But now that I actually write this out, I realize how odd it sounds. I suppose it would make sense if you showed students the exact answers to multiple choice questions on the very final exam they will be given, but it is ridiculous to think they could somehow cheat the process if the learning goals a teacher communicates have any real heft and challenge. For example, it’s hard to imagine a student told ahead of time that the day’s learning goal is to understand how to use an outline to organize his thoughts following a first draft of an essay. After all, it’s not enough to say you can do it, or to say it’s important to do — you must show that you can do it, a process that requires work, understanding, and practice. A soccer coach who tells his players he wants them to learn how to open their bodies and keep their heads up when receiving the ball is not allowing them to shortcut the learning process by telling them this and then deliberately practicing this. Instead, he is simply being clear about what he wishes students to learn to do, enlisting them in the goal by telling them precisely what he wants, not hiding that it is multi-faceted and challenging, but allowing no disclarity about what he hopes they will achieve.

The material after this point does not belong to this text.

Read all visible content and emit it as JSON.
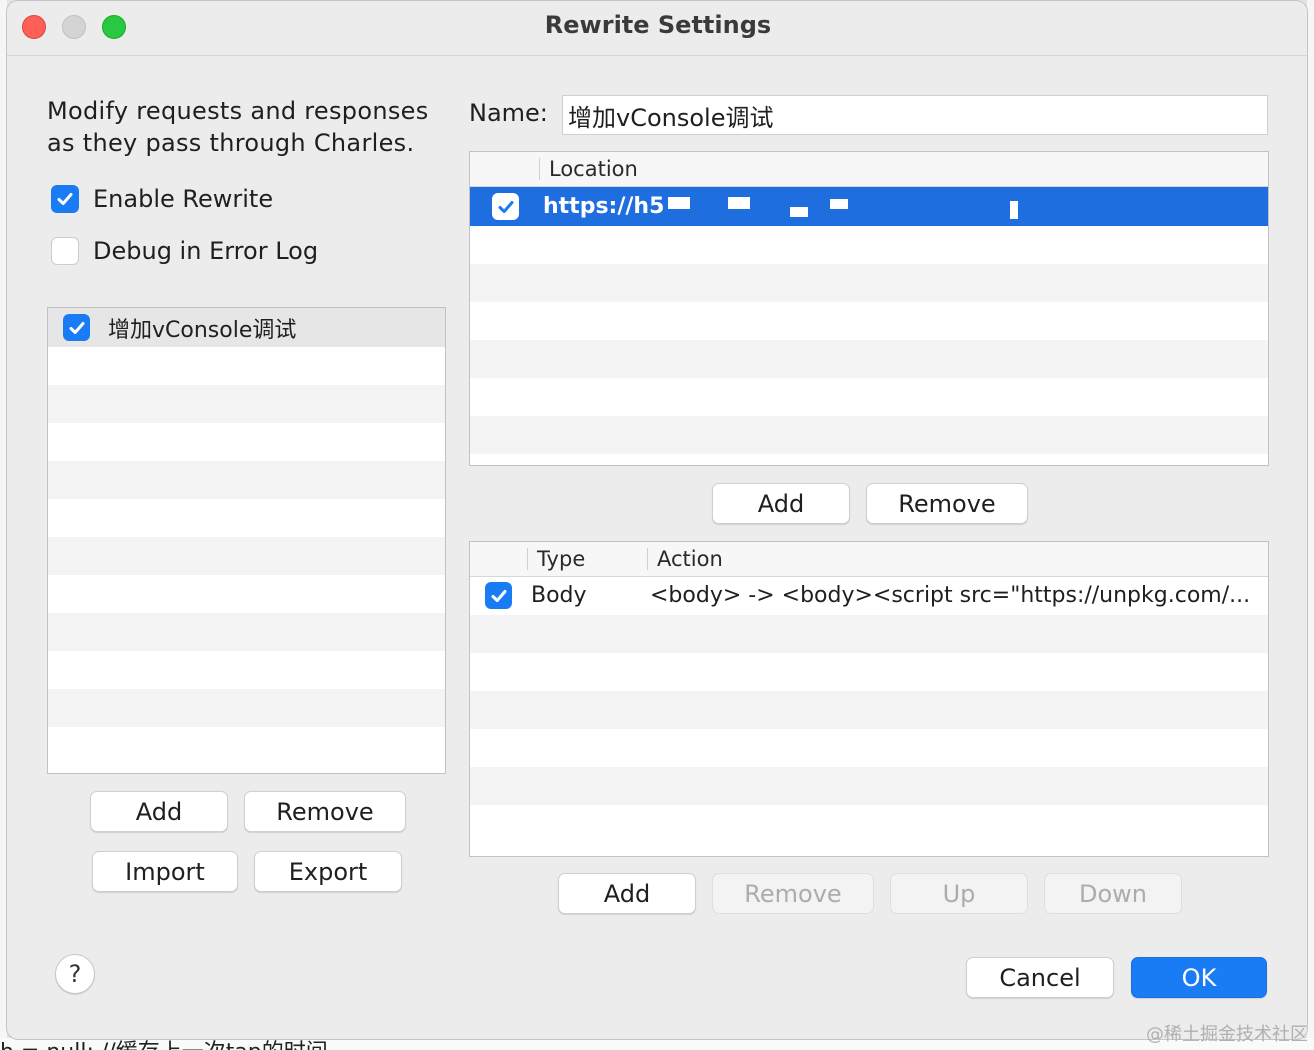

Perhaps at the start of the drill they will be trying harder to keep their heads up and open their bodies than they might normally, but this is not a bad thing to have students who wish to try to do exactly what their coach wishes them to do. Just the same with the teacher who aims to teach the outline: having students who know what you are asking them to learn is important, because they will be working in partnership (given a good classroom environment and motivated students) to achieve the same goal.
Think about the notion of showing students exactly what we’re looking for — by using models. Yes, there is always a danger that students simply copy these models, but copying or trying to do something they are asked is partly how students learn how to improve. Are we sometimes afraid, as I suspect, that students will give us exactly what we want, and therefore be copying us, and we do not want to restrict them, and so as a result, we actively try not to think too clearly about what it is that we want? I think that this is the case.
But the real diversity and creativity we should be looking for is that which is achieved through the use of deliberately chosen strategies. Our ideal should be the student who has achieved facility, not at rote memorization, but at the deliberate selection from among a variety of consciously-weighed techniques or moves or approaches. Teach them a variety of approaches, then allow them to do the selection. Show them a model not to copy, but to inform them about the techniques available and to eye the choices one writer made, and to compare them to others. Models as possible examples of what may work well, but the freedom comes in choosing your own method of achieving a given purpose.
Anyway, this is very much a question that is on my mind, and I have no clear answers. But it is really interesting to bring some of these reservations to the surface. I think that too often we believe, especially secondary humanities teachers, that we should be not too directive with students, and, as a result, we don’t even allow them to be part of the learning process.